§ **About this exercise**:
Exact reproduction of all the data is required, with pictures excluded.

§ **Input material**:
::::
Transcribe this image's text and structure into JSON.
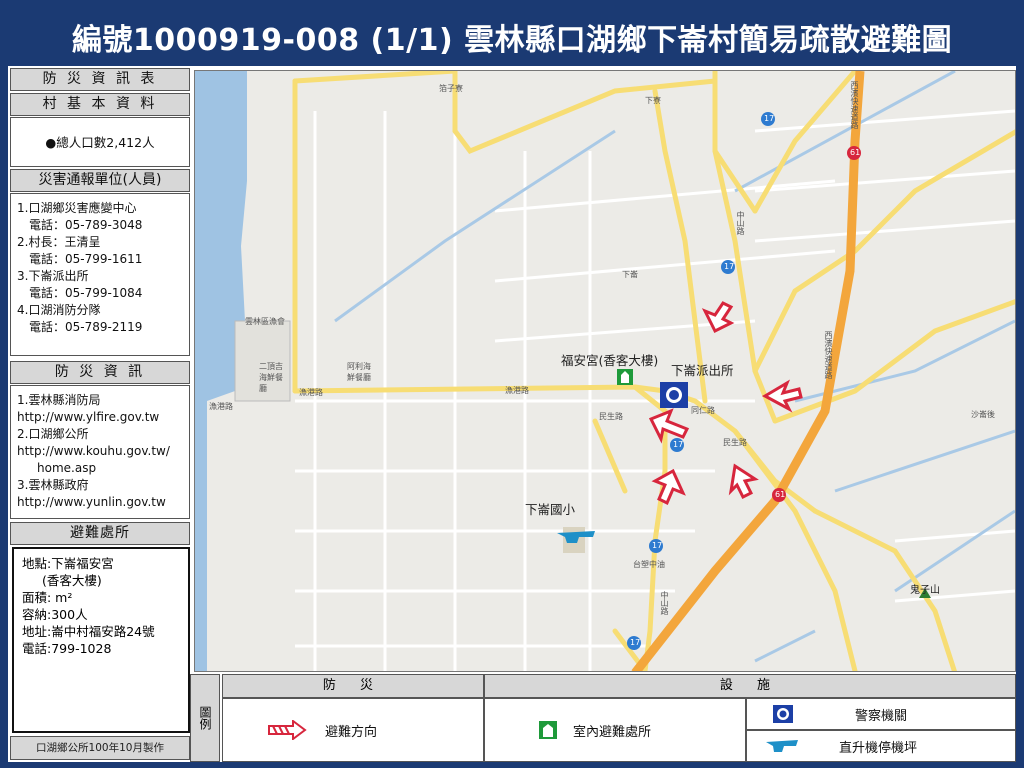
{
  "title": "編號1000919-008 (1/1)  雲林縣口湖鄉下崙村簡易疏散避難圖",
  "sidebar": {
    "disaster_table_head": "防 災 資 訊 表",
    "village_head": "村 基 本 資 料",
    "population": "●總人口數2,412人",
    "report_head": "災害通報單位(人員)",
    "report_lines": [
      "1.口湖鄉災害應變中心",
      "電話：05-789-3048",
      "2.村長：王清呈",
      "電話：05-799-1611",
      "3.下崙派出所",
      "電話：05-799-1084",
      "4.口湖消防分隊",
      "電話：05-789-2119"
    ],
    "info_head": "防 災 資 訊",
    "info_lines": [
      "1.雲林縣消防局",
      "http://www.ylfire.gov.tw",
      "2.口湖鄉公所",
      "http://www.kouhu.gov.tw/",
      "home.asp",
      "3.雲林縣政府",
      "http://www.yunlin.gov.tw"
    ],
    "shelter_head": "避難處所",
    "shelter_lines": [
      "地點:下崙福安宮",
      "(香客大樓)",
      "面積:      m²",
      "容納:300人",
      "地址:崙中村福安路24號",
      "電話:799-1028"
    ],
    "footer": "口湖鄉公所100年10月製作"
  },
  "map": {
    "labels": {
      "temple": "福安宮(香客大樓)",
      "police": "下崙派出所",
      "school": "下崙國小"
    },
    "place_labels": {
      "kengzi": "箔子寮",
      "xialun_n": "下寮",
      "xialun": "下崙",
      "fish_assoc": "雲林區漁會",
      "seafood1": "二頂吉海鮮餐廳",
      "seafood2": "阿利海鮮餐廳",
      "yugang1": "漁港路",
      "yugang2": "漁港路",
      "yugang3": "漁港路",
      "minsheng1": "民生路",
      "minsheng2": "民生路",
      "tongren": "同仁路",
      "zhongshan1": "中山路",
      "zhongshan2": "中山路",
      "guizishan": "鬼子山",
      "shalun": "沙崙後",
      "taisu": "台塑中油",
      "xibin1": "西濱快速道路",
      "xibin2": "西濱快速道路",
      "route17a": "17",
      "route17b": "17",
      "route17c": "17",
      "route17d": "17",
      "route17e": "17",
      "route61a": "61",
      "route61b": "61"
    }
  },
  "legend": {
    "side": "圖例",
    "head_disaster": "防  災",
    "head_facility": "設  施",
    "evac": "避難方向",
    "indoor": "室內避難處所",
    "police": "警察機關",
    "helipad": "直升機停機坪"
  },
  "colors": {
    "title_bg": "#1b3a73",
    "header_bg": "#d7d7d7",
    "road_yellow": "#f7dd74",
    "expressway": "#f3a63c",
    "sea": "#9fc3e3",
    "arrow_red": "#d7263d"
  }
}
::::
§ **The answer**:
Transcribe this image's text and structure into JSON.
{
  "title": "編號1000919-008 (1/1)  雲林縣口湖鄉下崙村簡易疏散避難圖",
  "sidebar": {
    "disaster_table_head": "防 災 資 訊 表",
    "village_head": "村 基 本 資 料",
    "population": "●總人口數2,412人",
    "report_head": "災害通報單位(人員)",
    "report_lines": [
      "1.口湖鄉災害應變中心",
      "電話：05-789-3048",
      "2.村長：王清呈",
      "電話：05-799-1611",
      "3.下崙派出所",
      "電話：05-799-1084",
      "4.口湖消防分隊",
      "電話：05-789-2119"
    ],
    "info_head": "防 災 資 訊",
    "info_lines": [
      "1.雲林縣消防局",
      "http://www.ylfire.gov.tw",
      "2.口湖鄉公所",
      "http://www.kouhu.gov.tw/",
      "home.asp",
      "3.雲林縣政府",
      "http://www.yunlin.gov.tw"
    ],
    "shelter_head": "避難處所",
    "shelter_lines": [
      "地點:下崙福安宮",
      "(香客大樓)",
      "面積:      m²",
      "容納:300人",
      "地址:崙中村福安路24號",
      "電話:799-1028"
    ],
    "footer": "口湖鄉公所100年10月製作"
  },
  "map": {
    "labels": {
      "temple": "福安宮(香客大樓)",
      "police": "下崙派出所",
      "school": "下崙國小"
    },
    "place_labels": {
      "kengzi": "箔子寮",
      "xialun_n": "下寮",
      "xialun": "下崙",
      "fish_assoc": "雲林區漁會",
      "seafood1": "二頂吉海鮮餐廳",
      "seafood2": "阿利海鮮餐廳",
      "yugang1": "漁港路",
      "yugang2": "漁港路",
      "yugang3": "漁港路",
      "minsheng1": "民生路",
      "minsheng2": "民生路",
      "tongren": "同仁路",
      "zhongshan1": "中山路",
      "zhongshan2": "中山路",
      "guizishan": "鬼子山",
      "shalun": "沙崙後",
      "taisu": "台塑中油",
      "xibin1": "西濱快速道路",
      "xibin2": "西濱快速道路",
      "route17a": "17",
      "route17b": "17",
      "route17c": "17",
      "route17d": "17",
      "route17e": "17",
      "route61a": "61",
      "route61b": "61"
    }
  },
  "legend": {
    "side": "圖例",
    "head_disaster": "防  災",
    "head_facility": "設  施",
    "evac": "避難方向",
    "indoor": "室內避難處所",
    "police": "警察機關",
    "helipad": "直升機停機坪"
  },
  "colors": {
    "title_bg": "#1b3a73",
    "header_bg": "#d7d7d7",
    "road_yellow": "#f7dd74",
    "expressway": "#f3a63c",
    "sea": "#9fc3e3",
    "arrow_red": "#d7263d"
  }
}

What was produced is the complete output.